Mayor Luke Charbonneau also agreed it was a good report.  “We are advancing in several different directions all at the same time.  When you’re facing a crisis, and we are facing a crisis, you have to zero in on the most achievable things that have the highest impact. For me, the primary goal is build rental units and subsidize rents … build rental units and subsidize rents.  Those are the two things at the municipal level that, between the town and the county, we can do.  The county has started with a very small baby step on the subsidized rent front and I hope to see that increase dramatically in 2023 and, hopefully, with the help of Saugeen Shores.”

The Mayor went on to say that many rental units have been approved in the last short while which will mean up to more than 700 rental units.  “When will these be built Jay?”

Pausner said that despite the direct question, the town could only go by the developers’ timing and the town could not say ‘you shall build now’.  “In my opinion, Barry’s Construction is in the best position to act quickly as they have access to means of building, and water and sewer are there, and they will get going right a way.”

“That’s one (developer),” said the Mayor.  “We have some great development going on and I don’t mean to diminish it. We have hotel construction, commercial, the paramedic station and a lot of single family homes, townhomes and additional units, but we really have to have those apartments.”

The Mayor indicated that he would like Pausner and the CAO to reach out to the developers whose buildings have been approved.  “Give them a call and tell them the town is eager to see those units under construction and see if you can get some timelines from them.”

It was obvious that the Mayor was perturbed over the apparent lack of activity when it comes to construction of rental apartment units that have been approved.

“People sometimes accuse me of getting grumpy.

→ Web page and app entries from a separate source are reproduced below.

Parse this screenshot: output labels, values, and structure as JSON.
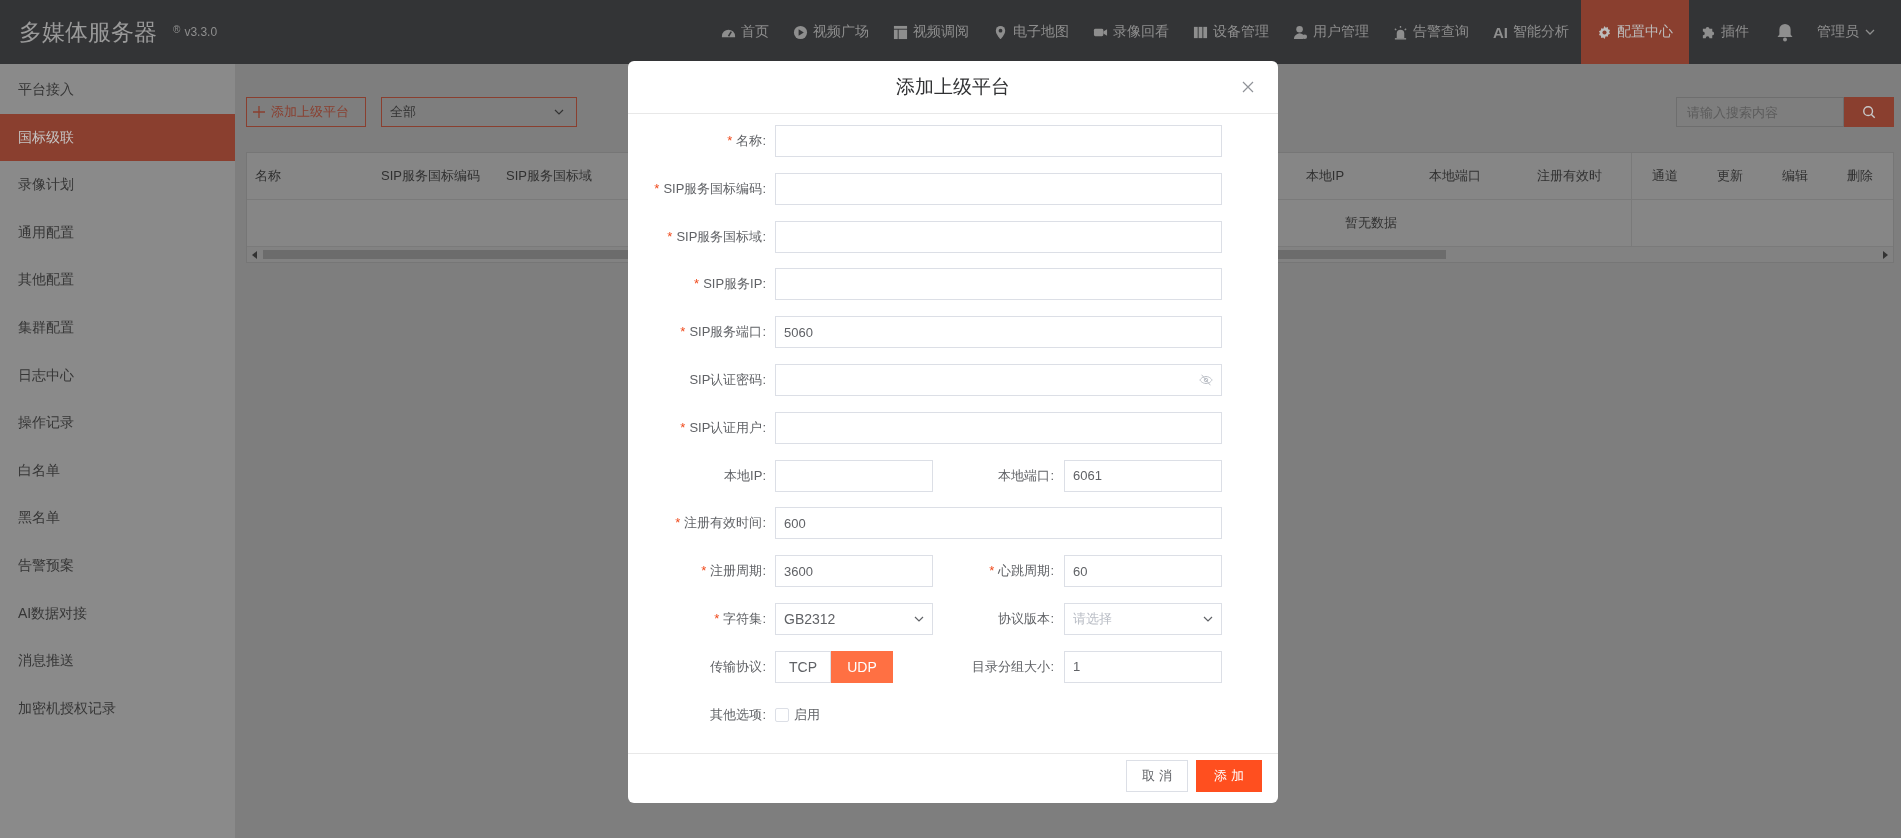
{
  "header": {
    "title": "多媒体服务器",
    "version_mark": "®",
    "version": "v3.3.0",
    "nav": [
      {
        "label": "首页",
        "selected": false
      },
      {
        "label": "视频广场",
        "selected": false
      },
      {
        "label": "视频调阅",
        "selected": false
      },
      {
        "label": "电子地图",
        "selected": false
      },
      {
        "label": "录像回看",
        "selected": false
      },
      {
        "label": "设备管理",
        "selected": false
      },
      {
        "label": "用户管理",
        "selected": false
      },
      {
        "label": "告警查询",
        "selected": false
      },
      {
        "icon_text": "AI",
        "label": "智能分析",
        "selected": false
      },
      {
        "label": "配置中心",
        "selected": true
      },
      {
        "label": "插件",
        "selected": false
      }
    ],
    "user": "管理员"
  },
  "sidebar": {
    "items": [
      {
        "label": "平台接入",
        "selected": false
      },
      {
        "label": "国标级联",
        "selected": true
      },
      {
        "label": "录像计划",
        "selected": false
      },
      {
        "label": "通用配置",
        "selected": false
      },
      {
        "label": "其他配置",
        "selected": false
      },
      {
        "label": "集群配置",
        "selected": false
      },
      {
        "label": "日志中心",
        "selected": false
      },
      {
        "label": "操作记录",
        "selected": false
      },
      {
        "label": "白名单",
        "selected": false
      },
      {
        "label": "黑名单",
        "selected": false
      },
      {
        "label": "告警预案",
        "selected": false
      },
      {
        "label": "AI数据对接",
        "selected": false
      },
      {
        "label": "消息推送",
        "selected": false
      },
      {
        "label": "加密机授权记录",
        "selected": false
      }
    ]
  },
  "toolbar": {
    "add_button": "添加上级平台",
    "filter": {
      "value": "全部"
    },
    "search": {
      "placeholder": "请输入搜索内容"
    }
  },
  "table": {
    "columns": [
      "名称",
      "SIP服务国标编码",
      "SIP服务国标域"
    ],
    "right_columns": [
      "本地IP",
      "本地端口",
      "注册有效时"
    ],
    "fixed_columns": [
      "通道",
      "更新",
      "编辑",
      "删除"
    ],
    "empty_text": "暂无数据"
  },
  "dialog": {
    "title": "添加上级平台",
    "required_mark": "*",
    "rows": [
      [
        {
          "label": "名称:",
          "required": true,
          "kind": "text"
        }
      ],
      [
        {
          "label": "SIP服务国标编码:",
          "required": true,
          "kind": "text"
        }
      ],
      [
        {
          "label": "SIP服务国标域:",
          "required": true,
          "kind": "text"
        }
      ],
      [
        {
          "label": "SIP服务IP:",
          "required": true,
          "kind": "text"
        }
      ],
      [
        {
          "label": "SIP服务端口:",
          "required": true,
          "kind": "text",
          "value": "5060"
        }
      ],
      [
        {
          "label": "SIP认证密码:",
          "required": false,
          "kind": "password"
        }
      ],
      [
        {
          "label": "SIP认证用户:",
          "required": true,
          "kind": "text"
        }
      ],
      [
        {
          "label": "本地IP:",
          "required": false,
          "kind": "text"
        },
        {
          "label": "本地端口:",
          "required": false,
          "kind": "text",
          "value": "6061"
        }
      ],
      [
        {
          "label": "注册有效时间:",
          "required": true,
          "kind": "text",
          "value": "600"
        }
      ],
      [
        {
          "label": "注册周期:",
          "required": true,
          "kind": "text",
          "value": "3600"
        },
        {
          "label": "心跳周期:",
          "required": true,
          "kind": "text",
          "value": "60"
        }
      ],
      [
        {
          "label": "字符集:",
          "required": true,
          "kind": "select",
          "value": "GB2312"
        },
        {
          "label": "协议版本:",
          "required": false,
          "kind": "select",
          "placeholder": "请选择"
        }
      ],
      [
        {
          "label": "传输协议:",
          "required": false,
          "kind": "segmented",
          "options": [
            {
              "label": "TCP",
              "selected": false
            },
            {
              "label": "UDP",
              "selected": true
            }
          ]
        },
        {
          "label": "目录分组大小:",
          "required": false,
          "kind": "text",
          "value": "1"
        }
      ],
      [
        {
          "label": "其他选项:",
          "required": false,
          "kind": "checkbox",
          "option_label": "启用",
          "checked": false
        }
      ]
    ],
    "buttons": [
      {
        "label": "取 消",
        "kind": "default"
      },
      {
        "label": "添 加",
        "kind": "primary"
      }
    ]
  }
}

Sometimes I do get grumpy about certain things.  Waiting for these units will make me grumpy and, when I get grumpy, sometimes I don’t feel like approving single family developments.  Sometimes, I don’t feel like having developers get their next development approved, if they don’t build the thing we need now.  So, I think developers would be wise to get the apartment buildings under construction.  Hopefully, you (Jay) can pass that message on to them because it is a crisis. We all have to pull our weight.  The town has properties that we have to get under construction, we have to get support for Habitat for Humanity, work with the county, subsidize rents … we have a lot of work to do and are doing it.  However, we need our private sector partners, who have the privilege of developing lands in the town of Port Elgin, the town of Southampton and the township of Saugeen, to start building those apartment buildings. Give them a call … and tell them to get at it.”